Establish how many lines in the records below include the word "JSON"; respond with that number only.
----------
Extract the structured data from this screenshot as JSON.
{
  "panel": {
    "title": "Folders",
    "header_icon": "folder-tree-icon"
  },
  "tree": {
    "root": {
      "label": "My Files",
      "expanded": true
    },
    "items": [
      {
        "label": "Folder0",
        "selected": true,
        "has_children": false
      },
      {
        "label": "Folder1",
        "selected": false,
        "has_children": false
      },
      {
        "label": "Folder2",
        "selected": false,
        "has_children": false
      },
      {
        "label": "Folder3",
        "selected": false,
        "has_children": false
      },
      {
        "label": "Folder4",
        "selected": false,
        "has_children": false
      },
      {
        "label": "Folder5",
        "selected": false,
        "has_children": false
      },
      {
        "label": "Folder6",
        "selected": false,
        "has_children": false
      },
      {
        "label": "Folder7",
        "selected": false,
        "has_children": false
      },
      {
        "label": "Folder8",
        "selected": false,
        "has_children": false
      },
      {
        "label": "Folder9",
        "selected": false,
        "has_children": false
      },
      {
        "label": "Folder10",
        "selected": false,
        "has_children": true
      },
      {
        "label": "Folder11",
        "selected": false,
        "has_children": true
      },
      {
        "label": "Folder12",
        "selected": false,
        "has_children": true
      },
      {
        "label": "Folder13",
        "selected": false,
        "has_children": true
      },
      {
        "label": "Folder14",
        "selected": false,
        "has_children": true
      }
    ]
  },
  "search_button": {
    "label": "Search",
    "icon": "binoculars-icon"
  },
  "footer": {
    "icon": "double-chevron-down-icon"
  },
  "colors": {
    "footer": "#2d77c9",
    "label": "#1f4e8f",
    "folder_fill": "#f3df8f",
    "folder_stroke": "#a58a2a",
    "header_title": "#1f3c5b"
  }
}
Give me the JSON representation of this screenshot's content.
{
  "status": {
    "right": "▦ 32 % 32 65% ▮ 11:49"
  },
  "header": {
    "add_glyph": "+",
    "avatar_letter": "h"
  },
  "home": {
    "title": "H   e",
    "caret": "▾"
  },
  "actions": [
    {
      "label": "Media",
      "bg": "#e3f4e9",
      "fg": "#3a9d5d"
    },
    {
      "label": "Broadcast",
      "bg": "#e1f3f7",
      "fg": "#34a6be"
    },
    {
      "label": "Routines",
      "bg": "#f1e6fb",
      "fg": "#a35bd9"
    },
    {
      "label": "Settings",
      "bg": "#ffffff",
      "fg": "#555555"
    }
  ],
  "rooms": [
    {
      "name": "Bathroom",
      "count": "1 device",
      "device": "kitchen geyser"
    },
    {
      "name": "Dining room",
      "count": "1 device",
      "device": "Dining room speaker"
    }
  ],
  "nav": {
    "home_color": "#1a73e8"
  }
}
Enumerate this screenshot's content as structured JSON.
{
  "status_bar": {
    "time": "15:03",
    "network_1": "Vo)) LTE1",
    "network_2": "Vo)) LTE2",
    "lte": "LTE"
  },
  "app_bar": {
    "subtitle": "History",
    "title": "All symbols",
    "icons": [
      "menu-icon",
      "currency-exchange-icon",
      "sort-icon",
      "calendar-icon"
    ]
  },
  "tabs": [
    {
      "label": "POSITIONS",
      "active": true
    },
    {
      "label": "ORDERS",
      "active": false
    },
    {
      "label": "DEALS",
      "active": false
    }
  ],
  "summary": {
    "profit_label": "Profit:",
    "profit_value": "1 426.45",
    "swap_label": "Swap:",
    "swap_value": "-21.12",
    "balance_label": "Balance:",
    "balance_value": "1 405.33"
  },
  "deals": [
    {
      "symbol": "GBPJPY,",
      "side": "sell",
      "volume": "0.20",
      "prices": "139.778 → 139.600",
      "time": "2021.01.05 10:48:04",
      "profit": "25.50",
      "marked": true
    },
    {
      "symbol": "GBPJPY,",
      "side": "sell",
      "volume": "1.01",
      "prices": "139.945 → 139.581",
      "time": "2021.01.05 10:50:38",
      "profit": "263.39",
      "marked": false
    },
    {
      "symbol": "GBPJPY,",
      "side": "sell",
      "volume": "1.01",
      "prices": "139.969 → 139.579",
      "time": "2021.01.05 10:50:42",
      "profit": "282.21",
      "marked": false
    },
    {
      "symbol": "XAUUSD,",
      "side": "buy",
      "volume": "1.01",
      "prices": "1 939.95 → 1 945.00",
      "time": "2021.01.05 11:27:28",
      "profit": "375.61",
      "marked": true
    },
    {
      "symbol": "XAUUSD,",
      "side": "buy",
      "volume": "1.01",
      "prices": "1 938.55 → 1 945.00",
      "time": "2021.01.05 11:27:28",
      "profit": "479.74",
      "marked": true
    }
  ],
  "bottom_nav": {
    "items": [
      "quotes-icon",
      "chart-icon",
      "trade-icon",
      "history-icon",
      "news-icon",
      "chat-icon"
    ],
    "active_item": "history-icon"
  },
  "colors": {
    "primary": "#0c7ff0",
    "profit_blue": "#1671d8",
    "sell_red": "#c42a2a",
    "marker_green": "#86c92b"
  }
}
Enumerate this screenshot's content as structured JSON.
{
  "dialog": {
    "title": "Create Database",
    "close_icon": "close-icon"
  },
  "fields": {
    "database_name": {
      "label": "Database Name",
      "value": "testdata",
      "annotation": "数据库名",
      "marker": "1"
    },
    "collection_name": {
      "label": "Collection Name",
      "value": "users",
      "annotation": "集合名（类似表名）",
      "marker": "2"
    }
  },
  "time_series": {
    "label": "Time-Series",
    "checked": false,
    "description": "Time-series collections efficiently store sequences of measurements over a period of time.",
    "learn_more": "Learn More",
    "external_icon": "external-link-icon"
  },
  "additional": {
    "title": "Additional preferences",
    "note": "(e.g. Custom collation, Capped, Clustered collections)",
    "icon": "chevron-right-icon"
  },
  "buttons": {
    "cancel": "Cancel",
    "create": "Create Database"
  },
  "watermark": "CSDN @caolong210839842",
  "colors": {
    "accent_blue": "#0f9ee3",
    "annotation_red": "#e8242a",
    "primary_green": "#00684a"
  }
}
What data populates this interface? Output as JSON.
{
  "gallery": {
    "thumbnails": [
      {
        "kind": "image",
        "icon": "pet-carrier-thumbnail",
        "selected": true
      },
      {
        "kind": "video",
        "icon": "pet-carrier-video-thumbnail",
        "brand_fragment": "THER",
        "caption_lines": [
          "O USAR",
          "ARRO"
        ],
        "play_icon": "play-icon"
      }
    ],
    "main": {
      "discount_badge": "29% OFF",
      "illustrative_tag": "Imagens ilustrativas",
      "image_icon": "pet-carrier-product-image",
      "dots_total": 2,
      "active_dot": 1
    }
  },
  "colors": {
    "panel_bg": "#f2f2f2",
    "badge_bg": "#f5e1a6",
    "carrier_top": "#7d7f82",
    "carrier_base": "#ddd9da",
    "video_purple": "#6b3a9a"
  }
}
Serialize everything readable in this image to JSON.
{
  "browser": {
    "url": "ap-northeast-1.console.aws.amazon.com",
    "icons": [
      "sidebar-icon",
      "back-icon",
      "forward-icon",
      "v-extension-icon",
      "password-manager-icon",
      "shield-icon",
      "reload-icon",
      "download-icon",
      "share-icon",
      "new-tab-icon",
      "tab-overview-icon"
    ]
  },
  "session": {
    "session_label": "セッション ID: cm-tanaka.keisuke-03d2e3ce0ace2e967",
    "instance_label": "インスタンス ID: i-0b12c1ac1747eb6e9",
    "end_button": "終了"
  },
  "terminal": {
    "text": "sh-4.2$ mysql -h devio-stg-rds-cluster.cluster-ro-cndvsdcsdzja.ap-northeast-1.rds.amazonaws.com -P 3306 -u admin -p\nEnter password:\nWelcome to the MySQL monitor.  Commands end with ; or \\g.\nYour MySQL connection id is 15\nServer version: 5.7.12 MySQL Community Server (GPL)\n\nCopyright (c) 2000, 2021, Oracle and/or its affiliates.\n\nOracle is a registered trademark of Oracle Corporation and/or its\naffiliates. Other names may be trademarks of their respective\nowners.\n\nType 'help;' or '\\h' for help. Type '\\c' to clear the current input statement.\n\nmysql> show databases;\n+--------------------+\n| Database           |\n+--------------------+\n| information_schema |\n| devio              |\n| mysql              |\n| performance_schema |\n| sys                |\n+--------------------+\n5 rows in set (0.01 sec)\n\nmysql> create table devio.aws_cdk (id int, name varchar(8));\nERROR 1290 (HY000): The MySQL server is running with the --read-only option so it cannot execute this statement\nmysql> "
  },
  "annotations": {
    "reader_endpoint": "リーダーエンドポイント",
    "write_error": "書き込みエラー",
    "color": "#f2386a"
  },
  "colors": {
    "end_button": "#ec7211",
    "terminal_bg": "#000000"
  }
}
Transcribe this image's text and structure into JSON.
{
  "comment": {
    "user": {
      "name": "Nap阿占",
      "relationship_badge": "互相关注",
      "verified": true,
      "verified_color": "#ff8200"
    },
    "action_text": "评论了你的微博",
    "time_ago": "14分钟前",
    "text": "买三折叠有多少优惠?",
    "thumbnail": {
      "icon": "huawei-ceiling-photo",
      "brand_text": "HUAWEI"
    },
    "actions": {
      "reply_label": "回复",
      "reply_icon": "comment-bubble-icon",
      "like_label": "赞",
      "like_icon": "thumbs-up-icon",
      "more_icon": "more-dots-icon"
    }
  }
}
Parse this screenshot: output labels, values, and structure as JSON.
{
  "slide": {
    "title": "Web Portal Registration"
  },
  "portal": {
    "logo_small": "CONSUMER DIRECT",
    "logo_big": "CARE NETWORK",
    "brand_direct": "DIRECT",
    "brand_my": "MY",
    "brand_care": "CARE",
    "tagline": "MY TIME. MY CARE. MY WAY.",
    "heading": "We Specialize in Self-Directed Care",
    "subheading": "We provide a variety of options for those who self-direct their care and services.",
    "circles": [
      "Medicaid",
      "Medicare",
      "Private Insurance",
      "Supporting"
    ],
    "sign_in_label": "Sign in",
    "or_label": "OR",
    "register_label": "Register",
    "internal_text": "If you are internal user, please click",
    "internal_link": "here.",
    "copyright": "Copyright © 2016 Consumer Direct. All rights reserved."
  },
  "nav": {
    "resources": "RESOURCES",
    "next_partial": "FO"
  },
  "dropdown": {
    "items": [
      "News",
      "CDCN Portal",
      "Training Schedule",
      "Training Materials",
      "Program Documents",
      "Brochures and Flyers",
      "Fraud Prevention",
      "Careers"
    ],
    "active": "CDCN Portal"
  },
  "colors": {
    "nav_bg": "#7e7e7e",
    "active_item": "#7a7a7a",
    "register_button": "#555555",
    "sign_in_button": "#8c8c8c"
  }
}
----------
● WORKED SOLUTION: 8